Scott Spector is a Rudolf Mrazek Collegiate Professor of History and German Studies at the University of Michigan. Currently he is a Visiting Fellow of IWM’s program Ukraine in European Dialogue.

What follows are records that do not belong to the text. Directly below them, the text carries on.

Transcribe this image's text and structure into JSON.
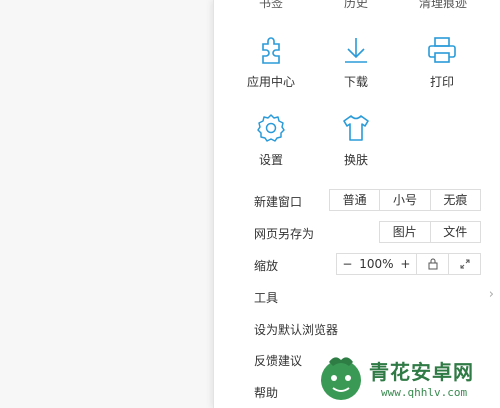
{
  "top_labels": [
    "书签",
    "历史",
    "清理痕迹"
  ],
  "grid": {
    "app_center": "应用中心",
    "download": "下载",
    "print": "打印",
    "settings": "设置",
    "skin": "换肤"
  },
  "new_window": {
    "label": "新建窗口",
    "options": [
      "普通",
      "小号",
      "无痕"
    ]
  },
  "save_as": {
    "label": "网页另存为",
    "options": [
      "图片",
      "文件"
    ]
  },
  "zoom": {
    "label": "缩放",
    "minus": "−",
    "value": "100%",
    "plus": "+"
  },
  "tools": {
    "label": "工具",
    "chevron": "›"
  },
  "set_default": {
    "label": "设为默认浏览器"
  },
  "feedback": {
    "label": "反馈建议"
  },
  "help": {
    "label": "帮助"
  },
  "watermark": {
    "name": "青花安卓网",
    "url": "www.qhhlv.com"
  },
  "colors": {
    "accent": "#2a9bd8",
    "watermark": "#2f7a45"
  }
}
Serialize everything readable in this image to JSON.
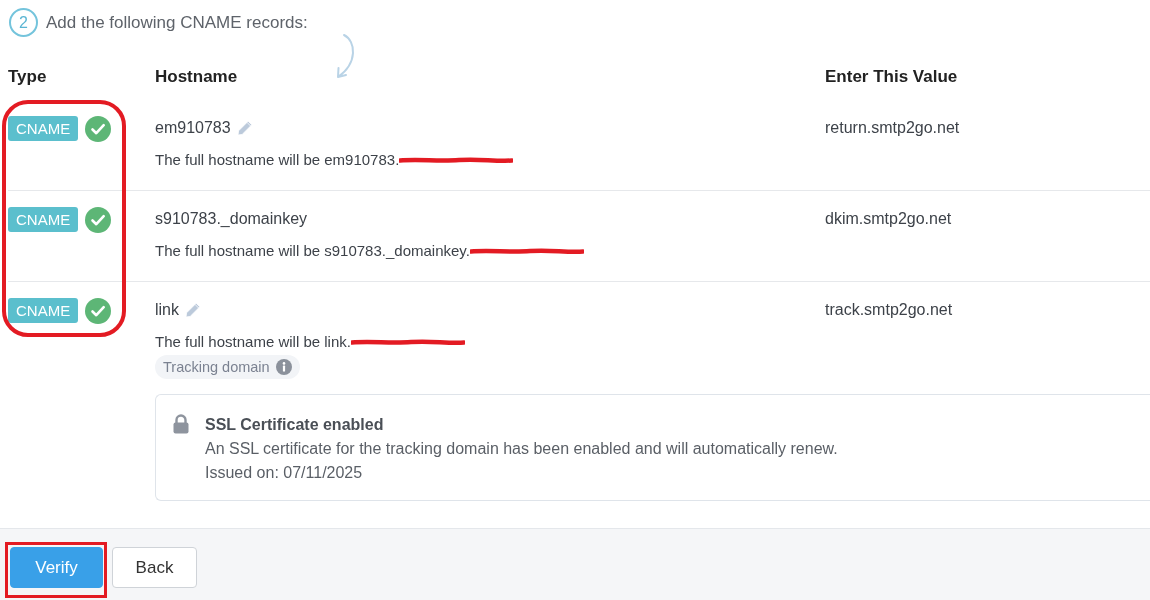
{
  "step": {
    "number": "2",
    "title": "Add the following CNAME records:"
  },
  "table": {
    "columns": [
      "Type",
      "Hostname",
      "Enter This Value"
    ],
    "type_column_highlighted": true,
    "rows": [
      {
        "type": "CNAME",
        "verified": true,
        "hostname": "em910783",
        "editable": true,
        "full_hostname": "The full hostname will be em910783.",
        "redacted": true,
        "value": "return.smtp2go.net"
      },
      {
        "type": "CNAME",
        "verified": true,
        "hostname": "s910783._domainkey",
        "editable": false,
        "full_hostname": "The full hostname will be s910783._domainkey.",
        "redacted": true,
        "value": "dkim.smtp2go.net"
      },
      {
        "type": "CNAME",
        "verified": true,
        "hostname": "link",
        "editable": true,
        "full_hostname": "The full hostname will be link.",
        "redacted": true,
        "value": "track.smtp2go.net",
        "tag": "Tracking domain",
        "ssl": {
          "title": "SSL Certificate enabled",
          "description": "An SSL certificate for the tracking domain has been enabled and will automatically renew.",
          "issued": "Issued on: 07/11/2025"
        }
      }
    ]
  },
  "buttons": [
    {
      "label": "Verify",
      "kind": "primary",
      "highlighted": true
    },
    {
      "label": "Back",
      "kind": "default",
      "highlighted": false
    }
  ]
}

Austrian Jews under the Habsburg crown came to be perceived and to perceive themselves as sharply divided by an imaginary boundary between East and West. The presumption of a more traditional and insular Jewish communal life in Galicia, in particular, in contrast to the assimilated Judaism of cities like Prague and Vienna, resulted at times in relationships characterized by paternalism and suspicion. But are there ways in which this peculiar structure was the foundation of forms of intellectual creativity? Taking off from comparisons of the Habsburg Empire to colonial empires, I am interested in bringing the Algerian Jewish theorist Alfred Memmi’s insights in The Colonizer and the Colonized to bear on Jewish writers who passed between Austria’s Eastern and Western regions. Original forms of Zionism emerged from such subjects, who also contributed to novel forms of literature, journalism, and other media. The dialectical tensions in the particular cultural products discussed together in this colloquium pertain to a specifically Habsburg Jewish condition of identifying both as subject and object of the orientalist gaze.